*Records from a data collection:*
|---|
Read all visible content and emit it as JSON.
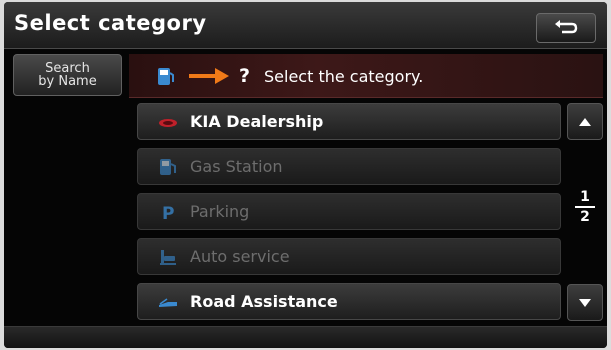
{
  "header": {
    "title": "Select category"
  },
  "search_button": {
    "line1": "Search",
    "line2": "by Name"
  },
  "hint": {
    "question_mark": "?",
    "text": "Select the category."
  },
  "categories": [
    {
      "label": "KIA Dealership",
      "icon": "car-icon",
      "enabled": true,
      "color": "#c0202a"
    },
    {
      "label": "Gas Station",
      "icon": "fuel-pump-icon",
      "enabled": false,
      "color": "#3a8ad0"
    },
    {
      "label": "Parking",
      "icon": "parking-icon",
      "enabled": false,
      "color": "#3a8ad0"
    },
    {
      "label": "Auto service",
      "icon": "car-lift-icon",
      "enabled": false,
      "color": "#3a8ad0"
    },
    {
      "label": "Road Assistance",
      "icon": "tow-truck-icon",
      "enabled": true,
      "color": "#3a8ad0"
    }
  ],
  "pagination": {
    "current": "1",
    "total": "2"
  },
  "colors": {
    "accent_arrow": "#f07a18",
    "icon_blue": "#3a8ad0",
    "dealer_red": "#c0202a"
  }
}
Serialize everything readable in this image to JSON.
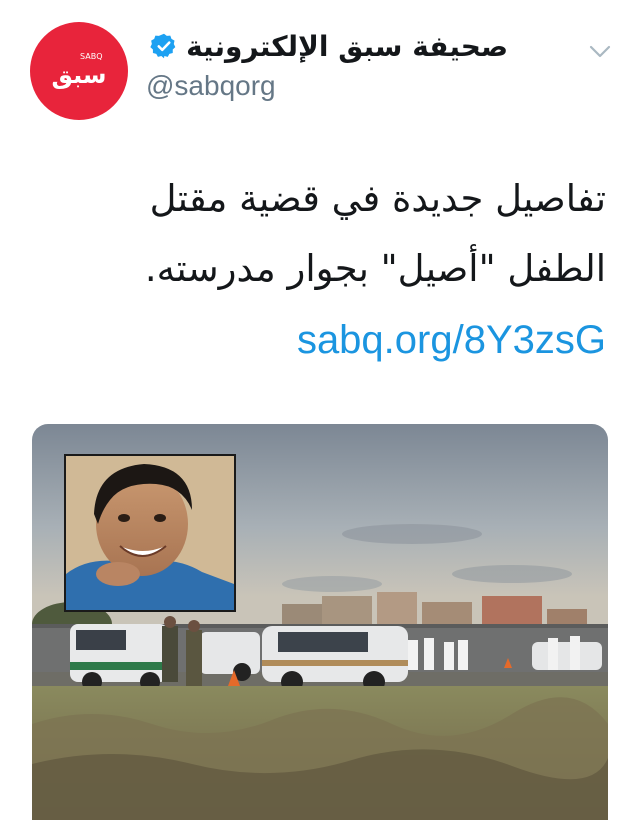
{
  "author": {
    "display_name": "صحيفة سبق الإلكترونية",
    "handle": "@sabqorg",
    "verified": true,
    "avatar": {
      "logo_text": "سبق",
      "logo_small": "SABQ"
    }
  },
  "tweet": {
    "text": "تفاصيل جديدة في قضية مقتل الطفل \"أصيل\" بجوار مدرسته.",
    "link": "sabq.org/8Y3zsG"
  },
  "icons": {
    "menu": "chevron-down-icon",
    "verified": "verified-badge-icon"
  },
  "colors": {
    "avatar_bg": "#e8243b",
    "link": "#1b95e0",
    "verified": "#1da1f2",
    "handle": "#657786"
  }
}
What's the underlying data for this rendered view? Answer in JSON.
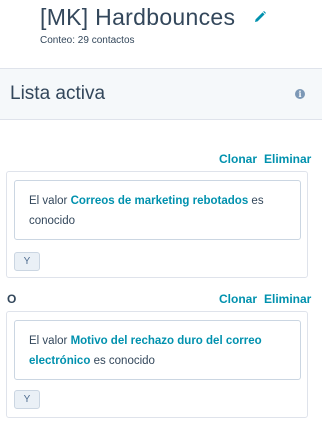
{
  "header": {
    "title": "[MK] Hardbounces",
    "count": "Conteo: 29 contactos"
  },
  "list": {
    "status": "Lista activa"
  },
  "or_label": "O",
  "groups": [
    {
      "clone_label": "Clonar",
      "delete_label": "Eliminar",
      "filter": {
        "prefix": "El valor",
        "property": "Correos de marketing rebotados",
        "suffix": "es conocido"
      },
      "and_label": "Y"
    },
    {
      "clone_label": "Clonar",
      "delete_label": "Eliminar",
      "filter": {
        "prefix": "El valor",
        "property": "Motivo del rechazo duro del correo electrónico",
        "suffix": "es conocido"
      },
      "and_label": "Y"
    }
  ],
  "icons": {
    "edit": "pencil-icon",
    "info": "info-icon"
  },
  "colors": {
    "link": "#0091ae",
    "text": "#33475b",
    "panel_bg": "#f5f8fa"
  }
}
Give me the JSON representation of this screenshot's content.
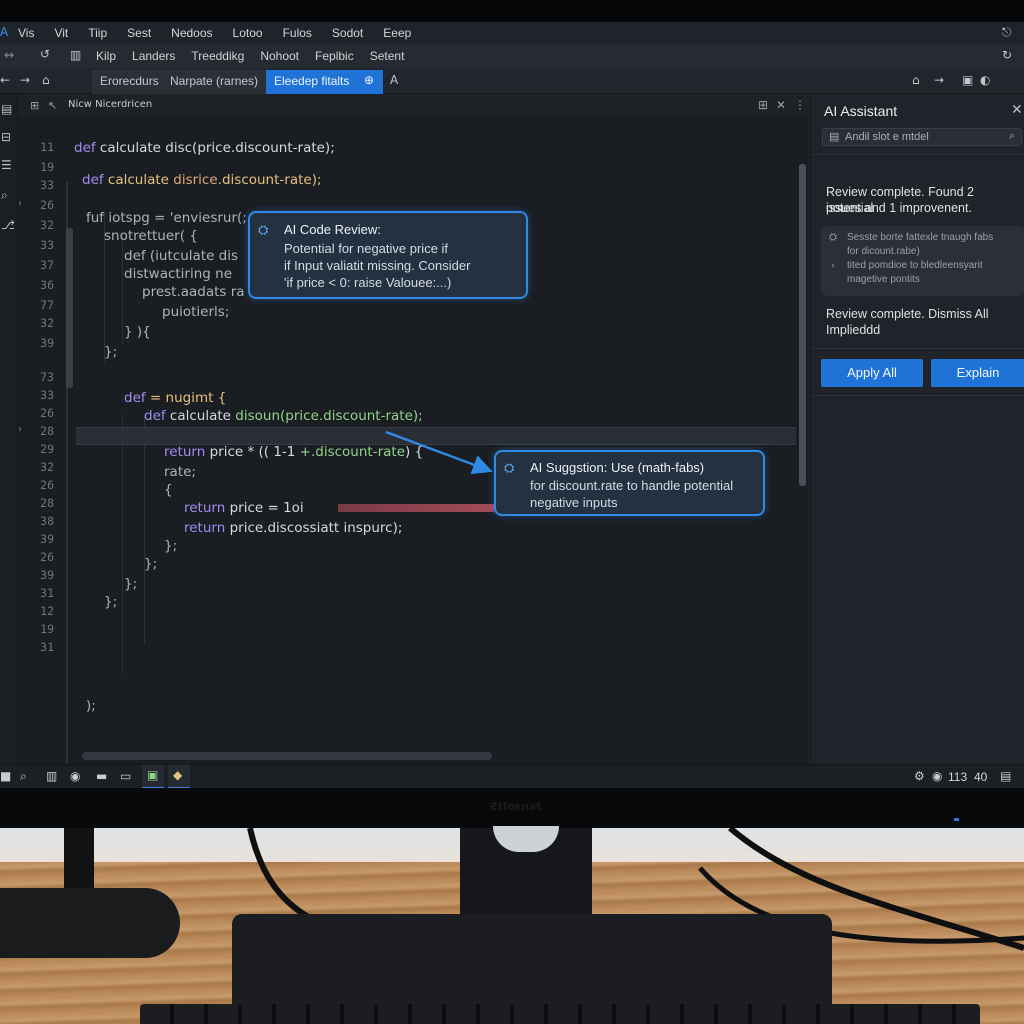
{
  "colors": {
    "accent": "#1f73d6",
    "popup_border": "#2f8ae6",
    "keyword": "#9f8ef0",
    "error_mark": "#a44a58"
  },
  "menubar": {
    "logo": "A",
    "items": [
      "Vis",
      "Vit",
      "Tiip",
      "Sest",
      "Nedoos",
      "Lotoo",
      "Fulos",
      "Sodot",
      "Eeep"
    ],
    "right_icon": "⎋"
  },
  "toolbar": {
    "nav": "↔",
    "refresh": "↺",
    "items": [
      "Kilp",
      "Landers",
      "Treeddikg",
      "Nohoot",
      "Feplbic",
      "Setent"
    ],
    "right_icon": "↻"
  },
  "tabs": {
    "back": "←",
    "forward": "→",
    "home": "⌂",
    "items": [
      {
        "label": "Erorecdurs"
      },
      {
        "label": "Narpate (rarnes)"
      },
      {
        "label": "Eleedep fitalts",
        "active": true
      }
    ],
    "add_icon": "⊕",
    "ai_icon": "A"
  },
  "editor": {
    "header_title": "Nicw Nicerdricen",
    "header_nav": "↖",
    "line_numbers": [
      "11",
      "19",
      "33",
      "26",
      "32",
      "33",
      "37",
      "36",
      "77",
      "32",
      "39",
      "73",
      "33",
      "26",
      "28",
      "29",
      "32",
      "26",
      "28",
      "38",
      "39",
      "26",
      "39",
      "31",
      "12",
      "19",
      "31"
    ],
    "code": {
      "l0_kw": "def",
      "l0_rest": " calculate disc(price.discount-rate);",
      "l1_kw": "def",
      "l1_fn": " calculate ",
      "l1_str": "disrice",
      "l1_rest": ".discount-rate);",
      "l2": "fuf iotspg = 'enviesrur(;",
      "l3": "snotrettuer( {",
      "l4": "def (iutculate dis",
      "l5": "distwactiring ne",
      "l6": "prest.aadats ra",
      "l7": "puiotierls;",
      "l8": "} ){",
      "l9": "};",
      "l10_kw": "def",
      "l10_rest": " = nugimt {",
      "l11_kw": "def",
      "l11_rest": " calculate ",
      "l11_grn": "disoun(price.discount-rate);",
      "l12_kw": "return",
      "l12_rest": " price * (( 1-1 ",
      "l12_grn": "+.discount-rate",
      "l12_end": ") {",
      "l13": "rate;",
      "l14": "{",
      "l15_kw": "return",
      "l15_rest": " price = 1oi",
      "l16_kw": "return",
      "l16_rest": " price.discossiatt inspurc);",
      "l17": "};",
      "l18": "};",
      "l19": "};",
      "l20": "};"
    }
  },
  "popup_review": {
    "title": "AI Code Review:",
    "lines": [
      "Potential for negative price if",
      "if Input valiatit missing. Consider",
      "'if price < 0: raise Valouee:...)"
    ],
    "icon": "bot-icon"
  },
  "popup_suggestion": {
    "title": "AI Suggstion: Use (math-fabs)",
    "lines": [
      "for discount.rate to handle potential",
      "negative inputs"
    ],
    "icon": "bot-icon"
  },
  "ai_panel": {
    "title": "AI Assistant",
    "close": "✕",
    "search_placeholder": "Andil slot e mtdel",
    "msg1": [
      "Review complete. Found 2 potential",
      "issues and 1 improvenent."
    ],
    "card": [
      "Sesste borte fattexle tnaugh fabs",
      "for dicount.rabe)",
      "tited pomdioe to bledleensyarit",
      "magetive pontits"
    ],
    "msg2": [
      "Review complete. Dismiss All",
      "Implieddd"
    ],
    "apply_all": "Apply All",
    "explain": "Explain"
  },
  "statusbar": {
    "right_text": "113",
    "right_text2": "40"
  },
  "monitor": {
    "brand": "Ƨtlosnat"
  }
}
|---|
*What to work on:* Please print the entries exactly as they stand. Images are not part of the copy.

*Task output:*
Read all visible content and emit it as JSON.
{
  "header": {
    "title": "Select category"
  },
  "search_button": {
    "line1": "Search",
    "line2": "by Name"
  },
  "hint": {
    "question_mark": "?",
    "text": "Select the category."
  },
  "categories": [
    {
      "label": "KIA Dealership",
      "icon": "car-icon",
      "enabled": true,
      "color": "#c0202a"
    },
    {
      "label": "Gas Station",
      "icon": "fuel-pump-icon",
      "enabled": false,
      "color": "#3a8ad0"
    },
    {
      "label": "Parking",
      "icon": "parking-icon",
      "enabled": false,
      "color": "#3a8ad0"
    },
    {
      "label": "Auto service",
      "icon": "car-lift-icon",
      "enabled": false,
      "color": "#3a8ad0"
    },
    {
      "label": "Road Assistance",
      "icon": "tow-truck-icon",
      "enabled": true,
      "color": "#3a8ad0"
    }
  ],
  "pagination": {
    "current": "1",
    "total": "2"
  },
  "colors": {
    "accent_arrow": "#f07a18",
    "icon_blue": "#3a8ad0",
    "dealer_red": "#c0202a"
  }
}
Serialize everything readable in this image to JSON.
{
  "author": {
    "display_name": "صحيفة سبق الإلكترونية",
    "handle": "@sabqorg",
    "verified": true,
    "avatar": {
      "logo_text": "سبق",
      "logo_small": "SABQ"
    }
  },
  "tweet": {
    "text": "تفاصيل جديدة في قضية مقتل الطفل \"أصيل\" بجوار مدرسته.",
    "link": "sabq.org/8Y3zsG"
  },
  "icons": {
    "menu": "chevron-down-icon",
    "verified": "verified-badge-icon"
  },
  "colors": {
    "avatar_bg": "#e8243b",
    "link": "#1b95e0",
    "verified": "#1da1f2",
    "handle": "#657786"
  }
}
What's the underlying data for this rendered view? Answer in JSON.
{
  "header": {
    "title": "[MK] Hardbounces",
    "count": "Conteo: 29 contactos"
  },
  "list": {
    "status": "Lista activa"
  },
  "or_label": "O",
  "groups": [
    {
      "clone_label": "Clonar",
      "delete_label": "Eliminar",
      "filter": {
        "prefix": "El valor",
        "property": "Correos de marketing rebotados",
        "suffix": "es conocido"
      },
      "and_label": "Y"
    },
    {
      "clone_label": "Clonar",
      "delete_label": "Eliminar",
      "filter": {
        "prefix": "El valor",
        "property": "Motivo del rechazo duro del correo electrónico",
        "suffix": "es conocido"
      },
      "and_label": "Y"
    }
  ],
  "icons": {
    "edit": "pencil-icon",
    "info": "info-icon"
  },
  "colors": {
    "link": "#0091ae",
    "text": "#33475b",
    "panel_bg": "#f5f8fa"
  }
}
Give me the JSON representation of this screenshot's content.
{
  "colors": {
    "accent": "#1f73d6",
    "popup_border": "#2f8ae6",
    "keyword": "#9f8ef0",
    "error_mark": "#a44a58"
  },
  "menubar": {
    "logo": "A",
    "items": [
      "Vis",
      "Vit",
      "Tiip",
      "Sest",
      "Nedoos",
      "Lotoo",
      "Fulos",
      "Sodot",
      "Eeep"
    ],
    "right_icon": "⎋"
  },
  "toolbar": {
    "nav": "↔",
    "refresh": "↺",
    "items": [
      "Kilp",
      "Landers",
      "Treeddikg",
      "Nohoot",
      "Feplbic",
      "Setent"
    ],
    "right_icon": "↻"
  },
  "tabs": {
    "back": "←",
    "forward": "→",
    "home": "⌂",
    "items": [
      {
        "label": "Erorecdurs"
      },
      {
        "label": "Narpate (rarnes)"
      },
      {
        "label": "Eleedep fitalts",
        "active": true
      }
    ],
    "add_icon": "⊕",
    "ai_icon": "A"
  },
  "editor": {
    "header_title": "Nicw Nicerdricen",
    "header_nav": "↖",
    "line_numbers": [
      "11",
      "19",
      "33",
      "26",
      "32",
      "33",
      "37",
      "36",
      "77",
      "32",
      "39",
      "73",
      "33",
      "26",
      "28",
      "29",
      "32",
      "26",
      "28",
      "38",
      "39",
      "26",
      "39",
      "31",
      "12",
      "19",
      "31"
    ],
    "code": {
      "l0_kw": "def",
      "l0_rest": " calculate disc(price.discount-rate);",
      "l1_kw": "def",
      "l1_fn": " calculate ",
      "l1_str": "disrice",
      "l1_rest": ".discount-rate);",
      "l2": "fuf iotspg = 'enviesrur(;",
      "l3": "snotrettuer( {",
      "l4": "def (iutculate dis",
      "l5": "distwactiring ne",
      "l6": "prest.aadats ra",
      "l7": "puiotierls;",
      "l8": "} ){",
      "l9": "};",
      "l10_kw": "def",
      "l10_rest": " = nugimt {",
      "l11_kw": "def",
      "l11_rest": " calculate ",
      "l11_grn": "disoun(price.discount-rate);",
      "l12_kw": "return",
      "l12_rest": " price * (( 1-1 ",
      "l12_grn": "+.discount-rate",
      "l12_end": ") {",
      "l13": "rate;",
      "l14": "{",
      "l15_kw": "return",
      "l15_rest": " price = 1oi",
      "l16_kw": "return",
      "l16_rest": " price.discossiatt inspurc);",
      "l17": "};",
      "l18": "};",
      "l19": "};",
      "l20": "};"
    }
  },
  "popup_review": {
    "title": "AI Code Review:",
    "lines": [
      "Potential for negative price if",
      "if Input valiatit missing. Consider",
      "'if price < 0: raise Valouee:...)"
    ],
    "icon": "bot-icon"
  },
  "popup_suggestion": {
    "title": "AI Suggstion: Use (math-fabs)",
    "lines": [
      "for discount.rate to handle potential",
      "negative inputs"
    ],
    "icon": "bot-icon"
  },
  "ai_panel": {
    "title": "AI Assistant",
    "close": "✕",
    "search_placeholder": "Andil slot e mtdel",
    "msg1": [
      "Review complete. Found 2 potential",
      "issues and 1 improvenent."
    ],
    "card": [
      "Sesste borte fattexle tnaugh fabs",
      "for dicount.rabe)",
      "tited pomdioe to bledleensyarit",
      "magetive pontits"
    ],
    "msg2": [
      "Review complete. Dismiss All",
      "Implieddd"
    ],
    "apply_all": "Apply All",
    "explain": "Explain"
  },
  "statusbar": {
    "right_text": "113",
    "right_text2": "40"
  },
  "monitor": {
    "brand": "Ƨtlosnat"
  }
}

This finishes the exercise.